Jews and another for Arabs. We must maintain the principle expressed in the
Torah: “The same rule shall apply to you and to the stranger who resides among
you… I am sure that the world will judge the Jewish state according to the way
it treats the Arabs”
The dream, that the Jewish state that would wield power differently, has not
been realized. In the very creation of the State of Israel, injustice was
committed against the Palestinian people who were dispossessed of their homes
and communities. Further, as Israel has developed over time it has become a
society where there is one set of norms that apply to Jews and another to
non-Jewish citizens. This is true even within the pre-67 War borders of the
State of Israel, and is much worse in the Occupied Territories.
This is a painful reality that is acknowledged by a fairly significant number of
Israelis and a much smaller number of American Jews. It is this disturbing
reality that has led to the creation of many Israeli peace and human rights
organizations that are committed to upholding the core Jewish value that all are
created in the image. The Jewish community is deeply divided on this issue. Many
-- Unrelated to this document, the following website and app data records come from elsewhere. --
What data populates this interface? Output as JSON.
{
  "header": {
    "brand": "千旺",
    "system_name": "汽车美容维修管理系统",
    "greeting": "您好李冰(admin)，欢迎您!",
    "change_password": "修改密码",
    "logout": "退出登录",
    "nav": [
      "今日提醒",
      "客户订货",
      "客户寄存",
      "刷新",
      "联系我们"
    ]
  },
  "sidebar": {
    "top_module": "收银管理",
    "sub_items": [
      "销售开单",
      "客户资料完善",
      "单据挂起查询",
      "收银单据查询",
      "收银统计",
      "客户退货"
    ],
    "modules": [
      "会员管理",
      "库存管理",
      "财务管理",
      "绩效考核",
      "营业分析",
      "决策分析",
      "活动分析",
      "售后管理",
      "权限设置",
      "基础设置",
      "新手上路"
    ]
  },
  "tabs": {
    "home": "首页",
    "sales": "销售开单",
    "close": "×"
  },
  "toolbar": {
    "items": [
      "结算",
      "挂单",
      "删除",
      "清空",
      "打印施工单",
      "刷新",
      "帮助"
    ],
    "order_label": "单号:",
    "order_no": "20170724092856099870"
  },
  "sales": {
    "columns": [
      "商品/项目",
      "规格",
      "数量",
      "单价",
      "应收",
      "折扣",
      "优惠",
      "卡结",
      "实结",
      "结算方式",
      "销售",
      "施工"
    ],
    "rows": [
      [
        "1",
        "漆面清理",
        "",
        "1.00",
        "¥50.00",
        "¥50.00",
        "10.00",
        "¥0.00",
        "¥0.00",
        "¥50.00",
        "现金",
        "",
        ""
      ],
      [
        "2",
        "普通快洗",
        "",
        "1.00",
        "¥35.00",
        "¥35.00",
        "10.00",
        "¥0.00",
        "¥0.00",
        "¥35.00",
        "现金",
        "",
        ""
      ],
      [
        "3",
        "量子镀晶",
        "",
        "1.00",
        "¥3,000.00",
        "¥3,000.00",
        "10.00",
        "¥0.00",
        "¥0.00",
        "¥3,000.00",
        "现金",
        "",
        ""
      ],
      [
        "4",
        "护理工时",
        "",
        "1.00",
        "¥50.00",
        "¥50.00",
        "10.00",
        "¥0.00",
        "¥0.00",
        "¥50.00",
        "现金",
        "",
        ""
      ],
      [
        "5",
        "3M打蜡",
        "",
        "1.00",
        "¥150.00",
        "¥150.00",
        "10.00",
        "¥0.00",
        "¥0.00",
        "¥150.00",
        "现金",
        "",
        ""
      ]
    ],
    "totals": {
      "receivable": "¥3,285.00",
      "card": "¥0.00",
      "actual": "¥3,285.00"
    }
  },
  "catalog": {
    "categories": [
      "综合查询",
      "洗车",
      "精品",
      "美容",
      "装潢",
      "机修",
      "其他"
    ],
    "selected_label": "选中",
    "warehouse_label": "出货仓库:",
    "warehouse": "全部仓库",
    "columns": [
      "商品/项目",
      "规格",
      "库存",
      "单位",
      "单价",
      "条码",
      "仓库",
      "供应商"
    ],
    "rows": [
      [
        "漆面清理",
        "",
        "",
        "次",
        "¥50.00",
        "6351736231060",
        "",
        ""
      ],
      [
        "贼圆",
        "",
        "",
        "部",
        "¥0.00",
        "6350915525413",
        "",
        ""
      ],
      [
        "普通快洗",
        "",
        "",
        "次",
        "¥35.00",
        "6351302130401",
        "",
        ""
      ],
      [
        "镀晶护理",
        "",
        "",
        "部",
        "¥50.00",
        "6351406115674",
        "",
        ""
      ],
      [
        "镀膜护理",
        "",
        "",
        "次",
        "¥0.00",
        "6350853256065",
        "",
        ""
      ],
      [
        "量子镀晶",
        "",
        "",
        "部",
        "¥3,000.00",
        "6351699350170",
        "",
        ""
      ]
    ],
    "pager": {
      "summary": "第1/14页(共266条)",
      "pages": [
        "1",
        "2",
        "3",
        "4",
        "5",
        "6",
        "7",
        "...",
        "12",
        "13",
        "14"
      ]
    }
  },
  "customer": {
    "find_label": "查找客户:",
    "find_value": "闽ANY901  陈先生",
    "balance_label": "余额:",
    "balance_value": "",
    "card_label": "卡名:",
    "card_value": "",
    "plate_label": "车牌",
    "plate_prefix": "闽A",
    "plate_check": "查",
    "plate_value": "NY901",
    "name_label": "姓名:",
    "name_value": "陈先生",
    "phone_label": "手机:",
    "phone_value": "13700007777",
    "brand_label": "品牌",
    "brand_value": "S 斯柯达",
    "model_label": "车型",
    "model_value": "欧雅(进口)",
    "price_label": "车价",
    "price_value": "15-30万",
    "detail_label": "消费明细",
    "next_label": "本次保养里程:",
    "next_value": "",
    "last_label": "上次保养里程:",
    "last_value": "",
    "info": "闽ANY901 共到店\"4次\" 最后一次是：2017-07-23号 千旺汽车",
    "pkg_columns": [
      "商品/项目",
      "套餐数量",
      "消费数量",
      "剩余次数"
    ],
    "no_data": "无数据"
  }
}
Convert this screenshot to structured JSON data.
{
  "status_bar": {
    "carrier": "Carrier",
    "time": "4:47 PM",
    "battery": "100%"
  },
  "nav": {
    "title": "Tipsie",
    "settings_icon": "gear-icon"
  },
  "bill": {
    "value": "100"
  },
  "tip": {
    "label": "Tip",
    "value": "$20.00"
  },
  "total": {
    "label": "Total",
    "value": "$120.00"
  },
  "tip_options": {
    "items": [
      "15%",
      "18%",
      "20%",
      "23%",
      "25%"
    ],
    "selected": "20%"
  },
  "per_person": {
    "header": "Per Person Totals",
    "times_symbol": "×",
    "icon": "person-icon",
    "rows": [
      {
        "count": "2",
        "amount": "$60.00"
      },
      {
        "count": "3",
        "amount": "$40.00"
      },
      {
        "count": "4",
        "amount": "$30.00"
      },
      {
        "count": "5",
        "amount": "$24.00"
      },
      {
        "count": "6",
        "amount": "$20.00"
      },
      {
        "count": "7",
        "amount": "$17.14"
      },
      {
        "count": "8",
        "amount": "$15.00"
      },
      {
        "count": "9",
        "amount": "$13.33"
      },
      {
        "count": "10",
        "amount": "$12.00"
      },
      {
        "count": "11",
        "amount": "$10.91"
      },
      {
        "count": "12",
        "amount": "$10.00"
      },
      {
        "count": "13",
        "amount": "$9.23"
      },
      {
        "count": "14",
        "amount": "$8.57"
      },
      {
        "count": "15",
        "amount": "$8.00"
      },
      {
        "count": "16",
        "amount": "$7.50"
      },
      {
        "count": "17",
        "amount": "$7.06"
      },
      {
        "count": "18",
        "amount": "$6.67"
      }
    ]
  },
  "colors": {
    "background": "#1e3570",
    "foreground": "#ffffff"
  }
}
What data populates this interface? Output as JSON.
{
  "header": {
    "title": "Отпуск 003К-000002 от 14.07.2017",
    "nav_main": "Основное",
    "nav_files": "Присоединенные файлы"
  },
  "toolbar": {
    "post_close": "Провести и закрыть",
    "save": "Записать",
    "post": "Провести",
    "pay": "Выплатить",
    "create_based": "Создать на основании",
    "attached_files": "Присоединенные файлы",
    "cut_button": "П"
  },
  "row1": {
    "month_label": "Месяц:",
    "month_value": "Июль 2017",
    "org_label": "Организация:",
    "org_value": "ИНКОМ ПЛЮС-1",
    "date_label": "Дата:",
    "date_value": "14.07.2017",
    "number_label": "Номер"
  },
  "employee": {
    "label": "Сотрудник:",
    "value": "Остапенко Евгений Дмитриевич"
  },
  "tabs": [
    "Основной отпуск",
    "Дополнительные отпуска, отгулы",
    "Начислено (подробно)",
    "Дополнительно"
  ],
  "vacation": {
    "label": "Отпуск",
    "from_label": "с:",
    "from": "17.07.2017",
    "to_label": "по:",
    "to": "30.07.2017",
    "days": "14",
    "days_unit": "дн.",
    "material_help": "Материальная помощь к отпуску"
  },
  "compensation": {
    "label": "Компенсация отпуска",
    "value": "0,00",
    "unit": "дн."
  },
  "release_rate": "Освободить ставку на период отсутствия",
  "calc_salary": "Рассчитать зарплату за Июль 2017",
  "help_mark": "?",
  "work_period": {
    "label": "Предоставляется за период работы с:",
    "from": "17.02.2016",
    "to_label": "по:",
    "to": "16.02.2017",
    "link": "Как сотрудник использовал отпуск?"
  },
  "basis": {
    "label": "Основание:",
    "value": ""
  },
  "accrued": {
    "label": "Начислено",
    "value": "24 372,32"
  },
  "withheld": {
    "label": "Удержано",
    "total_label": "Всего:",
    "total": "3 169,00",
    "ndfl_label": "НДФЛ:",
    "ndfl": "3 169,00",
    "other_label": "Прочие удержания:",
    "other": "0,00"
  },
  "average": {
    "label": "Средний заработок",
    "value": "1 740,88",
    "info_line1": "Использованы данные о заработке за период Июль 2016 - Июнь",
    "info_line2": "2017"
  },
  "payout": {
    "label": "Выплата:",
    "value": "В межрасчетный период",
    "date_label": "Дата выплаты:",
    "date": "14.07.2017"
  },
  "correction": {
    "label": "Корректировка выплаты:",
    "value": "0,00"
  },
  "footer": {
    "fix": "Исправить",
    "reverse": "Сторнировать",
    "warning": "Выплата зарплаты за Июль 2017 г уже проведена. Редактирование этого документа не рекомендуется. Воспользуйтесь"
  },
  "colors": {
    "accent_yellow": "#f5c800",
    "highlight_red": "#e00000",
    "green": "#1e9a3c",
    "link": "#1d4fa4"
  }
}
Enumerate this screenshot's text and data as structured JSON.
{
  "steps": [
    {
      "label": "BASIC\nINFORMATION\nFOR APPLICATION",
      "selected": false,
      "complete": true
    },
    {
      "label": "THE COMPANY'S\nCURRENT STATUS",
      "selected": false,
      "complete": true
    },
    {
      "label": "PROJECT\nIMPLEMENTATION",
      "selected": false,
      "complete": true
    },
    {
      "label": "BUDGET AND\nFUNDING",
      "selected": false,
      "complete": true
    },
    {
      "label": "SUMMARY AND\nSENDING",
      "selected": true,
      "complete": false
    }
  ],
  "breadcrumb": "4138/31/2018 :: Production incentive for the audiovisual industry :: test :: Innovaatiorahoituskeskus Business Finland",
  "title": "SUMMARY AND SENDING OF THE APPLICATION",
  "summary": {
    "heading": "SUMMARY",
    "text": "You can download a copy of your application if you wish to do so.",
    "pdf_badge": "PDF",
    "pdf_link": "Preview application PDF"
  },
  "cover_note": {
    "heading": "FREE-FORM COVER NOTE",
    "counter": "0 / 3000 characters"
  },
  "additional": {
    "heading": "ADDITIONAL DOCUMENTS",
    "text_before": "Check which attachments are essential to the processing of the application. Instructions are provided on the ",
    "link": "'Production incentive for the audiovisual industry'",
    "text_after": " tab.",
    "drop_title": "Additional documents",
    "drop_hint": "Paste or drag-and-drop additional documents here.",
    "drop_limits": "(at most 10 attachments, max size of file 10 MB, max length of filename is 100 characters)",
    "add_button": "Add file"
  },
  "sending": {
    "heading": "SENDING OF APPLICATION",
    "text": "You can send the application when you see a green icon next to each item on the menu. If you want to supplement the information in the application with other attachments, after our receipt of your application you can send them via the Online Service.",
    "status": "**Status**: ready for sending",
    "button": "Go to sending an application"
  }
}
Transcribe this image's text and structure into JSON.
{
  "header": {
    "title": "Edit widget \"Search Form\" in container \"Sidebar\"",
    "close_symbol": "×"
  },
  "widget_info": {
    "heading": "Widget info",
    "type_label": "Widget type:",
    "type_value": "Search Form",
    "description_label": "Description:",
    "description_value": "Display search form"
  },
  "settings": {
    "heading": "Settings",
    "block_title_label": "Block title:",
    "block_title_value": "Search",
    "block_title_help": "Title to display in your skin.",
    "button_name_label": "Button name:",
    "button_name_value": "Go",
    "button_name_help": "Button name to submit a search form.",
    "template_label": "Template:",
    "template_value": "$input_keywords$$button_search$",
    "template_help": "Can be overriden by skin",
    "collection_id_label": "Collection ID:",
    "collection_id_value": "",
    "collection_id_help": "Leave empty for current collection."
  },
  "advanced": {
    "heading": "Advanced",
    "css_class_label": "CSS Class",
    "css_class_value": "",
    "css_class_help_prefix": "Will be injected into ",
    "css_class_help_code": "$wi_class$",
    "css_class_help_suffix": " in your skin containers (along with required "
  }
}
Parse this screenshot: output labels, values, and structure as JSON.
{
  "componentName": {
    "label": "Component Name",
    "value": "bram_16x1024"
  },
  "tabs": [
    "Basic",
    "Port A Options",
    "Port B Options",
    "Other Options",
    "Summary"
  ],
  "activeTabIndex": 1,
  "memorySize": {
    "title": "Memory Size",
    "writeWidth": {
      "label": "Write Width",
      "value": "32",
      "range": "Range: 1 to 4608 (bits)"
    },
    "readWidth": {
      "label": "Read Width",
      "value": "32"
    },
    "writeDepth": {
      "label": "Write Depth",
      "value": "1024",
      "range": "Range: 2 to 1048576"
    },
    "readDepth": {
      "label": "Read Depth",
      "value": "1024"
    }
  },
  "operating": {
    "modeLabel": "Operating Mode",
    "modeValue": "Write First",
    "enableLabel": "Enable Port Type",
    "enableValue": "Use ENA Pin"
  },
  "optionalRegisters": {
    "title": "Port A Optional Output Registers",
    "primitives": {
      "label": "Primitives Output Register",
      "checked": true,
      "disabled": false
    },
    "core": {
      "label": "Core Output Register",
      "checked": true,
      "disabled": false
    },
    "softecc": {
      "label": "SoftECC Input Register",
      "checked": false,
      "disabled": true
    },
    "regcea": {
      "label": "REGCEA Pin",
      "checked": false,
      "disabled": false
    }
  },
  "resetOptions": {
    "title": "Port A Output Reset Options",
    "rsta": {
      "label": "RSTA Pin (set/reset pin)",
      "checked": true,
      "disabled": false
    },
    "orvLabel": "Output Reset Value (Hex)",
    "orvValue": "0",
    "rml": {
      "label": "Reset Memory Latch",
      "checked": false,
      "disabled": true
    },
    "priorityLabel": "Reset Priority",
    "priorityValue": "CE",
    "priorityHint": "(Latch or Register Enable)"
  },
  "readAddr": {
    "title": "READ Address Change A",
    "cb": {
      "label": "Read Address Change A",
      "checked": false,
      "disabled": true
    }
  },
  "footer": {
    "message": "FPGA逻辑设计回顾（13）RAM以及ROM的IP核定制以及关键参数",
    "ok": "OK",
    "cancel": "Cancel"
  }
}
American Jews and Israelis deny that Israel has acted unjustly towards
Palestinians and will often attack anyone within our community who suggests
Just as there is deep conflict within the Jewish people, so too there is
conflict within the Christian and Muslim community. There are significant
clashes within each of our religious traditions and civilizations. Jewish,
Christian and Muslim leaders who are prepared to challenge our own communities,
to build understanding and ultimately to work together for peace, are a source
of hope that we may end the centuries of prejudice and discrimination fuelled by
religious leaders and ideas. Religious leaders, who have the courage to engage
in this difficult dialogue, could be allies for peace. The task is challenging,
even somewhat dangerous, but it is sacred work.
If we join together in this sacred work, we will be responding to Esau’s cry of
pain by refusing to take sides, by advocating for a just solution for both
people, for all people.
If we join together as allies for peace, we will be following the inspiring
footsteps of Jacob and Esau’s courage to face one another and to see the face of
God in the other.
If we choose to follow this sacred call, we may help the Israeli and Palestinian
peoples to transcend the history of violence and dispossession that has
characterized this conflict and most human conflicts over land.
The Torah tells us that Isaac and Ishmael came together to bury their father
Abraham. It is time now for the descendants of Isaac and Ishmael to come
together, to see the face of God in one another and to make peace. May we, with
God’s help, join together as allies for peace, and may God bless our efforts.
As it says in the daily Jewish prayer for peace: “Bless us all, our
Father/Mother, as one, in the light of your Presence.”
Keyn Yehi Ratzon!
May it Be Your Will!
Rabbi Brian Walt is Rabbi Emeritus of Congregation Mishkan Shalom in Philadelphia, PA. and the co-Founder of Taanit Tzedek – Jewish Fast for Gaza. He is the former Executive Director of Rabbis for Human Rights – North America.